Submitted to: American Chemical Society Abstracts
Publication Type: Abstract only
Publication Acceptance Date: 7/15/2006
Publication Date: 9/10/2006
Citation: Caberera, A., Cox, L., Koskinen, W.C. 2006. Soil organic amendment as affecting herbicide fate. American Chemical Society Abstracts. p. 99. Interpretive Summary:

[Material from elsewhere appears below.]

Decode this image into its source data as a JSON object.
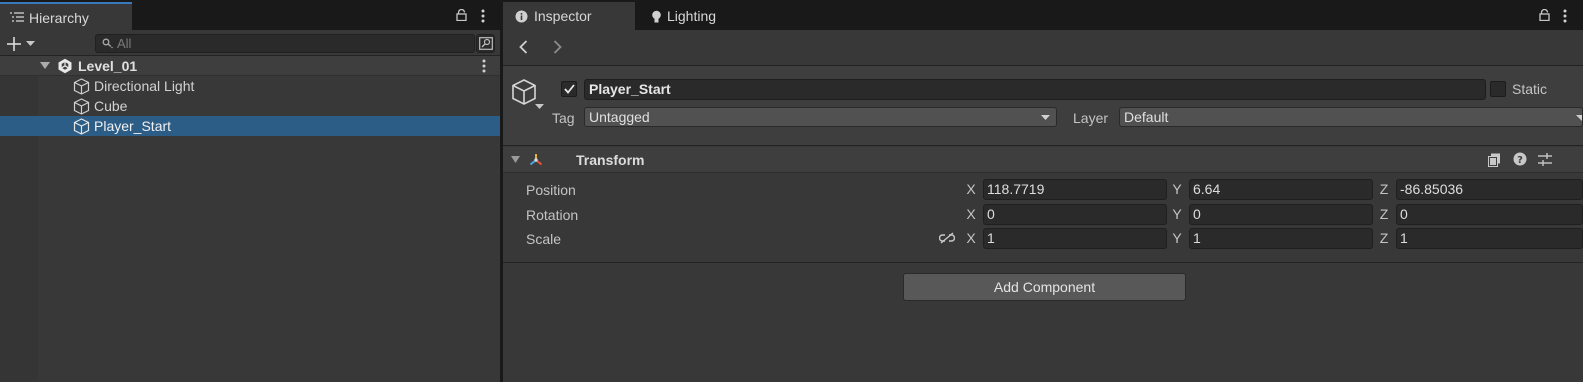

Technical Abstract: The addition of organic amendments or organic wastes to soils have been shown to affect the fate of soil applied herbicides, although it is an issue very seldom considered when making the decision of fertilizing soil or disposing organic wastes. The addition of organic wastes to soils is viewed as very beneficial in retarding pesticide movement through agricultural soils, due to the subsequent increase in soil organic matter. This increase in organic matter, in general, increases pesticide sorption. Sorption-desorption interactions of herbicides with soil components determine the availability of the chemical in soil for microbial degradation and leaching. Herbicide that is sorbed to soil particles is not instantaneously bioavailable, it must first desorb from the soil into solution. The aim of this work was to investigate on the effect of soil addition of an organic residue from olive oil production process on sorption-desorption, dissipation and leaching of the soil applied herbicides diuron and terbuthylazine, which are the most frequently used herbicides in Spanish olive groves. Sorption studies revealed an increase in sorption of both herbicides upon amendment with the organic residue. Sorption not only increased but sorption irreversibility also increased with amendment. When herbicides diuron and terbuthylazine were coapplied, sorption reversibility increased. Diuron persistence increased upon amendment whereas half lives for terbuthylazine decreased. Leaching of the herbicides in soil columns was reduced in both cases.